Barnes & Noble (NYSE:BKS) announced a major senior leadership shuffle Monday that included the immediate resignation of CEO and company director William Lynch.
The company did not name a new CEO, but Chief Financial Officer Michael Huseby was named chief executive of the Nook Media unit and president of the parent company. Max Roberts, CEO of the company’s education business, will report to Huseby. Huseby and Mitchell Klipper, CEO of retail stores, will report to Leonard Riggio, the chairman, founder, and largest shareholder of Barnes & Noble. Additionally, Allen Lindstrom, the company’s vice president and corporate controller, was promoted to chief financial officer.
Riggio said in a press release that the series of executive changes were a result of the company reviewing its current strategic plan. “We thank William Lynch for helping transform Barnes & Noble into a leading digital content provider and for leading in the development of our award-winning line of Nook products,” Riggio said. “As the bookselling industry continues to undergo significant transformation, we believe that Michael, Mitchell and Max are the right executives to lead us into the future.”
Of his exit, Lynch said: “I appreciate the opportunity to serve as CEO of this terrific company over the last three years. There is a great executive team and board in place at Barnes & Noble, and I look forward to the many innovations the company will be bringing to its millions of physical and digital media customers in the future.”
Signs of problems with Nook emerged last quarter, when it reported dismal results led by a 34 percent drop in Nook sales. The operator of the largest chain of bookstores in the U.S. also announced it would stop making Nook tablets, an admission of defeat after a costly attempt to compete with Amazon (NASDAQ:AMZN), Apple (NASDAQ:AAPL), and Google‘s (NASDAQ:GOOG) popular tablet products. The company was also hit hard by Amazon, which won majority market share with the release of its Kindle e-reader, rapid e-book sales, and practice of selling physical books cheaper online than its competitors do in bookstores.
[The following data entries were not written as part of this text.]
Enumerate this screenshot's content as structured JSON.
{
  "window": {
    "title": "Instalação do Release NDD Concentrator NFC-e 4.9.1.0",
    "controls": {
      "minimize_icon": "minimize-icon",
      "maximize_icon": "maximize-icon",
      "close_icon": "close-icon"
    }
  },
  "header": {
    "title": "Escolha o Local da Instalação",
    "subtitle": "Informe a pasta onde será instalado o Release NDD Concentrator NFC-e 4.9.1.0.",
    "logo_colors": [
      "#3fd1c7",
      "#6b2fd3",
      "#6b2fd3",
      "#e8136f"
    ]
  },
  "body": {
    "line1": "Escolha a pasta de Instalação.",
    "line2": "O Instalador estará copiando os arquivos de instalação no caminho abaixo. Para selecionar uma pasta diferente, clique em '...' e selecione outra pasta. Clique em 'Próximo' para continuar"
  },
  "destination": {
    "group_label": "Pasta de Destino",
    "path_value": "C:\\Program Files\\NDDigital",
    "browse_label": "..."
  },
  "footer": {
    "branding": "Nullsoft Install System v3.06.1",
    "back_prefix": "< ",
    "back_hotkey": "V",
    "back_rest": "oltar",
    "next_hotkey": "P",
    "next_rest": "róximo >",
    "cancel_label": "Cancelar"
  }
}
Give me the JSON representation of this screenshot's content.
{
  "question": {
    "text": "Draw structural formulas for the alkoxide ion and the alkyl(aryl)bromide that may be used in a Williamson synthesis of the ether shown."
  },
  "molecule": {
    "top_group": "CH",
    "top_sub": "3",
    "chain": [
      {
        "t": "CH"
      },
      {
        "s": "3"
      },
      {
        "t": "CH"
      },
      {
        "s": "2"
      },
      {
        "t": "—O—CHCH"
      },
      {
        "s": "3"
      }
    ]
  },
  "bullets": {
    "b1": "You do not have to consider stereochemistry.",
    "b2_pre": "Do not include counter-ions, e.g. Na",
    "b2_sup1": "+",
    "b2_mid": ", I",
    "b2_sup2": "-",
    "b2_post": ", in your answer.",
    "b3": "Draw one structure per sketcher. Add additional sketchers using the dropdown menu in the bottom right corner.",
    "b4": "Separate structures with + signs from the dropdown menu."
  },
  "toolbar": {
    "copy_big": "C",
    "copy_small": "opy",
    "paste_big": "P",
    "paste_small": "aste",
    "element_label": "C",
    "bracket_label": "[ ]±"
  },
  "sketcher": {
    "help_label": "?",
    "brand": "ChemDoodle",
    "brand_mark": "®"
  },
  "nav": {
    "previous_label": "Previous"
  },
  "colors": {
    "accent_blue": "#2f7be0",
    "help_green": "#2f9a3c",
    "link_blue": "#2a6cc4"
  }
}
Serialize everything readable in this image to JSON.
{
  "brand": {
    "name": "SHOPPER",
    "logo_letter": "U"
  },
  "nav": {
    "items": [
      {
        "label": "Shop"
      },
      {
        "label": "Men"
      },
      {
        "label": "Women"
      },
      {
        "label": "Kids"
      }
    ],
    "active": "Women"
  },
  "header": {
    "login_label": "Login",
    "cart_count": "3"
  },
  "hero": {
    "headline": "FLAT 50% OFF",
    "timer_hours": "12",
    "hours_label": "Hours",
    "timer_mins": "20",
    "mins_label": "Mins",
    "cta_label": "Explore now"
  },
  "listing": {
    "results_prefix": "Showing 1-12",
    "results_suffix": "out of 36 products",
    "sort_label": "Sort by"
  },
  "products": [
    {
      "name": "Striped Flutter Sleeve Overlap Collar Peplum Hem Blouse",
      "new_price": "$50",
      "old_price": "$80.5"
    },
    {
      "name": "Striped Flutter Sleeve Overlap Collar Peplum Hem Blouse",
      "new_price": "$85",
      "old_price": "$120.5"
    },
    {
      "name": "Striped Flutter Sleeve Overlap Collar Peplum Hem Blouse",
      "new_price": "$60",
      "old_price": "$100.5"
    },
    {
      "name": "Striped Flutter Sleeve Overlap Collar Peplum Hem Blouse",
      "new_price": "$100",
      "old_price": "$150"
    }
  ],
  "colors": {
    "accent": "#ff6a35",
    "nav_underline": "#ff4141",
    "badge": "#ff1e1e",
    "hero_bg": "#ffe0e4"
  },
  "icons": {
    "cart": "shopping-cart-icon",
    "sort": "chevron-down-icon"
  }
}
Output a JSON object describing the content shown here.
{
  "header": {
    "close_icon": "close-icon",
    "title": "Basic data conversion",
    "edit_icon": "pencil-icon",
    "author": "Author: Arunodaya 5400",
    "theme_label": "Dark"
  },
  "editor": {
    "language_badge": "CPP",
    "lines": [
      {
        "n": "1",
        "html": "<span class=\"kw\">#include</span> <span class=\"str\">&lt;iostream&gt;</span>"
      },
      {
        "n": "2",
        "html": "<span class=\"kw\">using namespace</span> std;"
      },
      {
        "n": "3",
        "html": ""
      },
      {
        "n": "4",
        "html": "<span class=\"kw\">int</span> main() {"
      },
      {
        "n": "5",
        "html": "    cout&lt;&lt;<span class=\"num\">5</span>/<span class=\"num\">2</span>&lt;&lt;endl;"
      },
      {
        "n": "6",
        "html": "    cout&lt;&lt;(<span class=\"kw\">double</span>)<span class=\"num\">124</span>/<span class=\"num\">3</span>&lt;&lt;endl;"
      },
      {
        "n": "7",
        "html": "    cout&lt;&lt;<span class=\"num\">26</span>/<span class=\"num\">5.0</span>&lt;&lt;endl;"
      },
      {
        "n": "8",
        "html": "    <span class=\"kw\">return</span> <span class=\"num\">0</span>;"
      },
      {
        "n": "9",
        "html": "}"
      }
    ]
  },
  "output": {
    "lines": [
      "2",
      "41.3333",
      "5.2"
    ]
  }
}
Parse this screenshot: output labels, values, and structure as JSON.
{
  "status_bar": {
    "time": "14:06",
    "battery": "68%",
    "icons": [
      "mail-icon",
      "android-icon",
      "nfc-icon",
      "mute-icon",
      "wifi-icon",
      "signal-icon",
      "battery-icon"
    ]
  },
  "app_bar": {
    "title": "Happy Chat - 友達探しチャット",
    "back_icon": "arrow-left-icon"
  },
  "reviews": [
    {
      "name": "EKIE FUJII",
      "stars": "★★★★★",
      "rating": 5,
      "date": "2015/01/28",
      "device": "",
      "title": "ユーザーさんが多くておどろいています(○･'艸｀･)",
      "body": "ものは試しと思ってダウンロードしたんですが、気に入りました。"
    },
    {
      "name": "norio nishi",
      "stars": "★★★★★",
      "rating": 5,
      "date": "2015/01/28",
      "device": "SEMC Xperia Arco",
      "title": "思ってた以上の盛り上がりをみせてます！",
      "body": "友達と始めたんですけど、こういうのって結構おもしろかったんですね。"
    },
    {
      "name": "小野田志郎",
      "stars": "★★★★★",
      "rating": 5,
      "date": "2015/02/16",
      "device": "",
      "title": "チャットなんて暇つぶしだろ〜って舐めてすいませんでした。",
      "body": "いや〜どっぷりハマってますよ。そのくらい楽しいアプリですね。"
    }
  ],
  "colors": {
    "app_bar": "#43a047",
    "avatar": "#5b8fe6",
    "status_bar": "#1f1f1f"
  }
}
Analysts are unsure how Nook’s demise in the market will be resolved, considering Microsoft Corp. (NASDAQ:MSFT) and Pearson PLC ADS (NYSE:PSO) are minority stakeholders. Barnes & Noble, unlike Borders, a bookstore chain that went bust in 2011, has tried to challenge Amazon in the e-book market with Lynch, who was appointed CEO three years ago to lead the development of the Nook e-book store, e-readers, and tablets.